The Wilton History Group was founded on December 10th, 2003 with the intent of collecting and preserving records of historical and sentimental value to the Wilton community. Named after Seth Wilton, a rancher who donated his land in 1908 for the building of the Central California Traction Railroad line, this group has been inspired to keep their small town history and values alive.
Wilton History Group utilizes a variety of research sources and detective skills to collect information on Wilton’s colorful history. Wilton residents often donate items left by elder family members, many of whom were original settlers of Wilton. The Wilton History Group is able to collect newspaper articles and artifacts from the Wilton area, such as original photographs which are duplicated on acid-free paper and stored in their archives for future generations to enjoy. Committee members and volunteers seek out the area’s earliest residents to interview memorable occurrences in Wilton.

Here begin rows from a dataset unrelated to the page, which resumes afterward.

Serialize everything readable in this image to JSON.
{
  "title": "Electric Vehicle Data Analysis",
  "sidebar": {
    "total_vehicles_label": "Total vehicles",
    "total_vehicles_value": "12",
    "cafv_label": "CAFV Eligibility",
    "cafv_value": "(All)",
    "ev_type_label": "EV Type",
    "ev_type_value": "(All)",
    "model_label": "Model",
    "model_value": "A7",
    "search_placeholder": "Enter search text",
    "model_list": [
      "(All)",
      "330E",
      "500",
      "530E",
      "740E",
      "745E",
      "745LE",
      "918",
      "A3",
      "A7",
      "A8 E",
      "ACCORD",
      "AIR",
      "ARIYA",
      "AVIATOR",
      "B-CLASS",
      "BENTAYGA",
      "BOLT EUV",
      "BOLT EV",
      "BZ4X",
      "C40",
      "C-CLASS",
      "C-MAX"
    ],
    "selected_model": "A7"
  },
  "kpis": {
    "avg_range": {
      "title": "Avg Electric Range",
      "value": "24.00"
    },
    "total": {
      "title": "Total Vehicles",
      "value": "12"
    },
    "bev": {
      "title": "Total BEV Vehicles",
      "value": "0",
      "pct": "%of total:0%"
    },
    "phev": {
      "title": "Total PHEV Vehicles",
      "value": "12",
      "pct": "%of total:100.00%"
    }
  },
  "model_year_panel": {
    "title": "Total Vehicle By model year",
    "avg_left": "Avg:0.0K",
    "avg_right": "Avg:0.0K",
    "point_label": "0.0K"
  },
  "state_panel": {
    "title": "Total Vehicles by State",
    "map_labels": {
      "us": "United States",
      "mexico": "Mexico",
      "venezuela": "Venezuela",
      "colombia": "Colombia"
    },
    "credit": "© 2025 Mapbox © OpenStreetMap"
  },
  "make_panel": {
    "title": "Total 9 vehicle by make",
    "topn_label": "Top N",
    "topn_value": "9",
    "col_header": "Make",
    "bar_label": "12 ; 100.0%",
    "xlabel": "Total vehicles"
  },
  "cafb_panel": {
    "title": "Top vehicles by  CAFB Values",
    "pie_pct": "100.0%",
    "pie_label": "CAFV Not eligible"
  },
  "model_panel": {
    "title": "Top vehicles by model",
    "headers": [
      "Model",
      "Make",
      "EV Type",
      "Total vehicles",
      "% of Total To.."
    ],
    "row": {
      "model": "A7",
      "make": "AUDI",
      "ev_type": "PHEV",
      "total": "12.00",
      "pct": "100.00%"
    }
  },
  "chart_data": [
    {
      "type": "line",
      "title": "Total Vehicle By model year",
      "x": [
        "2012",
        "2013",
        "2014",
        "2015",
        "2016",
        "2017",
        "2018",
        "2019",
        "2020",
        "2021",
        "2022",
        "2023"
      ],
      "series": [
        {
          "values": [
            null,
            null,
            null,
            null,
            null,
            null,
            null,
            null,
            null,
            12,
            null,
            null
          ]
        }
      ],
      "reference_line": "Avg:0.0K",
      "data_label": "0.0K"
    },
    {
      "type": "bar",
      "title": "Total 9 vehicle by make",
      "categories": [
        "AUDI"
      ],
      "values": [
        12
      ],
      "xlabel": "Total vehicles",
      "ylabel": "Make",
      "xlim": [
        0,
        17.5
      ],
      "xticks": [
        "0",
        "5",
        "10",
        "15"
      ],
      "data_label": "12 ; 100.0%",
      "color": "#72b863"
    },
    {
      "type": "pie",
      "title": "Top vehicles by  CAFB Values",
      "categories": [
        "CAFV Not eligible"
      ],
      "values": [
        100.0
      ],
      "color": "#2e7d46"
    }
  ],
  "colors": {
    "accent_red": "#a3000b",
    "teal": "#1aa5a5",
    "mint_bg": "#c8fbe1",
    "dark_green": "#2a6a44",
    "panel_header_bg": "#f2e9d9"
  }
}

Wilton History Group generously gives back to the community with annual events, such as the Memorial Day Observance in late May at the Post Office and History Day in early October at Dillard Elementary School. At many of these events, the community enjoys various displays of local veterans and historical items that provide a strong sense of pride and respect for the people who had a dream and created Wilton.
“It's a grand honor for the Wilton History Group to be recognized,” said Edgar Monroy, President of the Wilton History Group. “We are genuinely humbled and energized to press on in our journey to preserve our beautiful history. The quality of giving defines the fiber of a good society, we are thankful to be part of this good process and humbled by the recognition.”
Assemblyman Ken Cooley represents the 8th Assembly District which includes the communities of Arden-Arcade, Carmichael, Citrus Heights, Herald, Rancho Cordova, Rancho Murieta, Rosemont, Wilton and other portions of unincorporated Sacramento County. For more information, please visit:http://asmdc.org/members/a08/
Source Office of Assemblyman Ken Cooley